Thirteen Reasons Why by Jay Asher
This book is about a girl named Hannah who commits suicide, after recording tapes that she sends to thirteen people who she blames for driving her to that extreme. The story consists of the content of the tapes and the thoughts of one of the people, Clay, as he listens to them. David and I listened to the audiobook on a long drive, and it was a very good book to listen to. The two narrators worked well together to tell the story. Since the story is about a recording of Hannah’s voice, listening to it felt appropriate.
The one thing I worry about with this book is how appealing it actually makes suicide. Hannah’s voice from the tapes is so powerful, and what gives it power is speaking from beyond the grave. She is so sure of herself, so indignant. “Look what you did to me,” she says. The dominant tone in the beginning of the book is anger, and that anger empowers Hannah, transforming her into an avenging angel. If only she had been able to hold on to that anger, rather than letting it give way to hopelessness. The tapes and the suicide are the perfect revenge on all of these people who hurt her so terribly. I got a chill down my back imagining a bullied teenager reading this book, and realizing how much power suicide could give her or him. How many sad teenagers fantasize about making their pain matter to others, making people sit up and take notice and listen to them, showing their tormentors the effects of their abuse and having them care? Hannah achieves that, at least somewhat, but only at the price of her life. Without the suicide to make her words resonate, no one would have listened, least of all the people who hurt her most.
I read a few reviews, but no one I found in my quick search brought up this issue. Maybe it’s unique to me. Maybe I’m a weirdo for thinking of it this way. The biggest criticisms of the book I saw were that the things that happened to Hannah weren’t that big a deal, so she just came off as whiny. I can see why someone might say that, but that wasn’t my reaction. I don’t think it takes a lot to send a depressed teen over the edge. It’s easy for an outsider to think an offense is petty, even though it feels like the end of the world for the victim, especially when we’re talking about teenagers. If anything, the offenses against Hannah might have been too topical, too connected to current concerns about bullying. For that reason I think the book might not enjoy very long popularity.

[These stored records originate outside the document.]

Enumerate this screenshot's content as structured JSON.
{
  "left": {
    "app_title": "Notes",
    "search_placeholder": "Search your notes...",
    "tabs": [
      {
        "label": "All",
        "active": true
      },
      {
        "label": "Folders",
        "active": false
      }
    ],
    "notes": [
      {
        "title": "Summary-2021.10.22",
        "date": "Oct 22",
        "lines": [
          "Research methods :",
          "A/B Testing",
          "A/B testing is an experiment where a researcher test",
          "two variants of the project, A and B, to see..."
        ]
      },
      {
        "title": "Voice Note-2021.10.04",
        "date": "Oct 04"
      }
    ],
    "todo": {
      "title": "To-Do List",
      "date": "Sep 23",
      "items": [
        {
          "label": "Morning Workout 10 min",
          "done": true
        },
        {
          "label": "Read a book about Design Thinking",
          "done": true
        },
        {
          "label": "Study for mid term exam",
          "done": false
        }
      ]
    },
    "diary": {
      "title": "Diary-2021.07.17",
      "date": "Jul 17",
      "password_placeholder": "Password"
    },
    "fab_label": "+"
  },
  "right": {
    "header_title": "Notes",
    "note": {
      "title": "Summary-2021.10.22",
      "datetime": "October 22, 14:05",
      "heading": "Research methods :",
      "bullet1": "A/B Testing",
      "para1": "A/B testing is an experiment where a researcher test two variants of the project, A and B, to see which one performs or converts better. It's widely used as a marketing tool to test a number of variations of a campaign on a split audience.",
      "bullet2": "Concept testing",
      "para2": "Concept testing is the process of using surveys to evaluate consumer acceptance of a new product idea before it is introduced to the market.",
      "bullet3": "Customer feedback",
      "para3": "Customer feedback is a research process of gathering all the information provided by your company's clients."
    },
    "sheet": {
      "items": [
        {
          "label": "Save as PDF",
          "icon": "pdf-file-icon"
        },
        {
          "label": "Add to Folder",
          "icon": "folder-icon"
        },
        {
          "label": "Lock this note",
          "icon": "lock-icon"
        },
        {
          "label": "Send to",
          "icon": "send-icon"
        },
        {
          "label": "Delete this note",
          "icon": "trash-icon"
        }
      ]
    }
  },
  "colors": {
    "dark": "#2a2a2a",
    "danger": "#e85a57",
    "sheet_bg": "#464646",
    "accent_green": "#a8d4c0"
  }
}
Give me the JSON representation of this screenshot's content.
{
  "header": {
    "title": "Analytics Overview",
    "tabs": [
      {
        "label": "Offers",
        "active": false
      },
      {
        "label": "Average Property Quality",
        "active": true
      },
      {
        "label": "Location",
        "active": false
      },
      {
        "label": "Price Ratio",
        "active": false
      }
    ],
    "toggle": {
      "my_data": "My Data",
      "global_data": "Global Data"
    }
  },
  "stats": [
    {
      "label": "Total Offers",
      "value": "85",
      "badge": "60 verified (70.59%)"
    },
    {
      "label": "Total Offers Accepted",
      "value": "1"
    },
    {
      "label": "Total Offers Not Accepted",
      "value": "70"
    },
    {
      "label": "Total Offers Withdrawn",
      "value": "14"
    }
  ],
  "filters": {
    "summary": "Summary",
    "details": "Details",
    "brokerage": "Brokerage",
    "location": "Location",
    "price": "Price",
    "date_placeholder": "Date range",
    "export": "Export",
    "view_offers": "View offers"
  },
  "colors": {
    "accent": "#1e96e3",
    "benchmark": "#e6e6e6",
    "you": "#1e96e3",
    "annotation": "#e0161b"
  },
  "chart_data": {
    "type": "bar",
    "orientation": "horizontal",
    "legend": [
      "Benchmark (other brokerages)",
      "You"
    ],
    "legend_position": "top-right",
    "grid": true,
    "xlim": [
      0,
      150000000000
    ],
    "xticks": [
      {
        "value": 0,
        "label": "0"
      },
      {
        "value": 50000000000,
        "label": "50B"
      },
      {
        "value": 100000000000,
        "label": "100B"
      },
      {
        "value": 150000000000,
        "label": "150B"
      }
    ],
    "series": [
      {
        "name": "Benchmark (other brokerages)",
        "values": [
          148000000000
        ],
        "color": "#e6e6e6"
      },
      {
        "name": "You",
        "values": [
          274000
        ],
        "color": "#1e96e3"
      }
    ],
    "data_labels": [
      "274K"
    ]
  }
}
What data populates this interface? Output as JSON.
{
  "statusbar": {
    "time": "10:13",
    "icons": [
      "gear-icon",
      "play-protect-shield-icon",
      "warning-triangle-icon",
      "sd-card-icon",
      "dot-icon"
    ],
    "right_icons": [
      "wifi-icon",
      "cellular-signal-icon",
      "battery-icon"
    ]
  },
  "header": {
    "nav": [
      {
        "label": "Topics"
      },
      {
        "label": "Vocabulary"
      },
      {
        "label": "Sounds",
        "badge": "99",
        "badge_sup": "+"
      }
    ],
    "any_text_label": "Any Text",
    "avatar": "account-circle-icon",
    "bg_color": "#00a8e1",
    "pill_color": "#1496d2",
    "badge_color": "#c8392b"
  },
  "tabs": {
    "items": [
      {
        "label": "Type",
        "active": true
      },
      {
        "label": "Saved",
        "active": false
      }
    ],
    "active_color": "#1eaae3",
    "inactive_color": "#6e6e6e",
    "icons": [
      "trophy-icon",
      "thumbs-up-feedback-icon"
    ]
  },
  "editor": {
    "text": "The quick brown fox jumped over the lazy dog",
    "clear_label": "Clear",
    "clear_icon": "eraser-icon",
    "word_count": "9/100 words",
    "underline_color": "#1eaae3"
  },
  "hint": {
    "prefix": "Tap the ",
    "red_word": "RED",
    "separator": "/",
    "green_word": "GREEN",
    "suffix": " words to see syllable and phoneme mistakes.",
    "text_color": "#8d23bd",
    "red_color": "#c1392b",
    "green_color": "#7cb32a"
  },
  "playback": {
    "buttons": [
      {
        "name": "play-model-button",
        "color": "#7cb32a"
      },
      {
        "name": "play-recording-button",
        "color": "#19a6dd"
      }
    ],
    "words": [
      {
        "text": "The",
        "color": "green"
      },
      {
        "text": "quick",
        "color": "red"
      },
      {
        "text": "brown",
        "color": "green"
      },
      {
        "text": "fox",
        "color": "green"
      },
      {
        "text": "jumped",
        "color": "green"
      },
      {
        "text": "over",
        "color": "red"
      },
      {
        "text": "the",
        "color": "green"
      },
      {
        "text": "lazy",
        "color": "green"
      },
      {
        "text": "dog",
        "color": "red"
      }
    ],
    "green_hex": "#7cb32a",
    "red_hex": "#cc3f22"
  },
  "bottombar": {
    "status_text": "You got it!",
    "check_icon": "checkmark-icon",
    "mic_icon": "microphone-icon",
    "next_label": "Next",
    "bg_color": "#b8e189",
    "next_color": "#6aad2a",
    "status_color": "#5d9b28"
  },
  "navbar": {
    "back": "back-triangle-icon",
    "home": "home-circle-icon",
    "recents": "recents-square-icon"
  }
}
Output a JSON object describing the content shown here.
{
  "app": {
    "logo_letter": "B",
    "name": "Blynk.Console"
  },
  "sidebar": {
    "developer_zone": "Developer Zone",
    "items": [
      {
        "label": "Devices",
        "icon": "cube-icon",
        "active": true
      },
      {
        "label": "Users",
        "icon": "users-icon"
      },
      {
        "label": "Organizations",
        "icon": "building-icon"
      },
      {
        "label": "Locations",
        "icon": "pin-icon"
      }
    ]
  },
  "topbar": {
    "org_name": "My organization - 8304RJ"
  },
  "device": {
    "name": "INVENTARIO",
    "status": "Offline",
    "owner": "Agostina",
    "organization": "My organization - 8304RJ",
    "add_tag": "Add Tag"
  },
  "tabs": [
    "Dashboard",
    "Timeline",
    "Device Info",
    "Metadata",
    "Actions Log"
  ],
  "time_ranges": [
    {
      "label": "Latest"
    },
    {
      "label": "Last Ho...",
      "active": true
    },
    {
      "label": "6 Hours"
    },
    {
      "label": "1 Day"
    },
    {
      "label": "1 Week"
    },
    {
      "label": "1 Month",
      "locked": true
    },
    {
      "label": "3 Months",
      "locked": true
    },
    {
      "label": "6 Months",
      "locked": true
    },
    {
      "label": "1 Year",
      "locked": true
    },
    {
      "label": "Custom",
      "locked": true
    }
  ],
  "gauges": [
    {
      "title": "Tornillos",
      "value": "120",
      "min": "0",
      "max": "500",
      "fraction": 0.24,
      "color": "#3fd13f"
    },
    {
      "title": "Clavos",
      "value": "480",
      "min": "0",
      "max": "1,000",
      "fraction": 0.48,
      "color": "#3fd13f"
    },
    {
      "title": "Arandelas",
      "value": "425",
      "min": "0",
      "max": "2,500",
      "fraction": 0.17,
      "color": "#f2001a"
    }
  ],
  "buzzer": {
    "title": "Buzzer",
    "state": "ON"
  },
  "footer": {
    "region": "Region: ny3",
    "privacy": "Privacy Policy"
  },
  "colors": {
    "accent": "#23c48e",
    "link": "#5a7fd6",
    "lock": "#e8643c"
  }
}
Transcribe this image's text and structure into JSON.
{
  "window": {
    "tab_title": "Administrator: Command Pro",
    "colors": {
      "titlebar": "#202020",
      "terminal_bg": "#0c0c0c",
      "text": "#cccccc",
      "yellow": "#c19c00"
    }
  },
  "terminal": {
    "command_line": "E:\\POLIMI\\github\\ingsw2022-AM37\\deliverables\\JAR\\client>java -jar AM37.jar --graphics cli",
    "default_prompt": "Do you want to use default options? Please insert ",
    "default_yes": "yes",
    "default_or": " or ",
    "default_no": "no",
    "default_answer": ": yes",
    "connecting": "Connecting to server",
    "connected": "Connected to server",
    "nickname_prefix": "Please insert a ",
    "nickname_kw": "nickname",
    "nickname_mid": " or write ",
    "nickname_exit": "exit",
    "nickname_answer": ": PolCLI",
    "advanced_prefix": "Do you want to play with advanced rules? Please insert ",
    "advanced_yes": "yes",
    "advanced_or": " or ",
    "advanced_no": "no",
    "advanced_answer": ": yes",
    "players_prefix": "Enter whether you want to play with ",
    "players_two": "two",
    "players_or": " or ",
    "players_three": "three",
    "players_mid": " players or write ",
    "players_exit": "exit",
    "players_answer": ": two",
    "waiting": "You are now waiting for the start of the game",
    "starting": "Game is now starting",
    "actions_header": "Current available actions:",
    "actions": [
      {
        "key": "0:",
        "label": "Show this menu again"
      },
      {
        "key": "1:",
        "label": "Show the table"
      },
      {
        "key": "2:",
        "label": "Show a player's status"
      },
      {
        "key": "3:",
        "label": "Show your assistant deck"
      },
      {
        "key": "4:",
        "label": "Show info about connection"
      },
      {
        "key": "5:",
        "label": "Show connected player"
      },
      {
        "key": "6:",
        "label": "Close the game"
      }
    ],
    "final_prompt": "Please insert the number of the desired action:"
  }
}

That, and the fact that audio tapes are already foreign concepts to today’s teenagers. Today’s middle schoolers were all born after 1998, at the very latest, when CDs were already taking over. I imagine teachers might have to bring in cassettes to show students what they look like.
Despite my strange fear that the book inadvertently makes suicide appealing, the book does a lot to show how tragic and wrong it actually is. Clay’s pain is clear, demonstrating the wreckage suicide leaves behind. He says again and again that he was there for Hannah, and that if only she hadn’t pushed him away he would have gladly helped her. That is a strong argument against committing suicide, and shows that there is never a reason to give up hope. However, a reader would have to get to the end of the book to see how broken Clay is and how much he would have been willing to do to help Hannah, so the vengeful appeal of Hannah’s voice might outweigh these considerations for a reader who does not take the time to finish the book. That’s what I worry about.
The very last person who Hannah blames is a teacher. She records her conversation with him, and he’s incredibly unhelpful. As a teacher myself, this was perhaps the most chilling scene for me. I like to think I’d do a better job when faced with a depressed, incoherent student who’s on the verge of suicide, but one really never knows. I don’t think I’ll ever complain about the required yearly viewing of the Jason Foundation suicide prevention videos again.
The very end of the book shows Clay reaching out toward another girl in his life who seems distant and depressed, so it offers the vision of taking action to help those who might need it, which is an important, hopeful message. After a book that is so bleak at times, it is good that Asher provides a way to direct positive energy to prevent future teenage suicides. The book has had an overwhelmingly positive response, and it’s been assigned in lots of schools because it’s such a great way to get a class talking about lots of important issues that affect teens’ lives. Others have said that it makes students think about how their actions and words impact others, and they’re right. I hope my fears and reservations are just paranoid.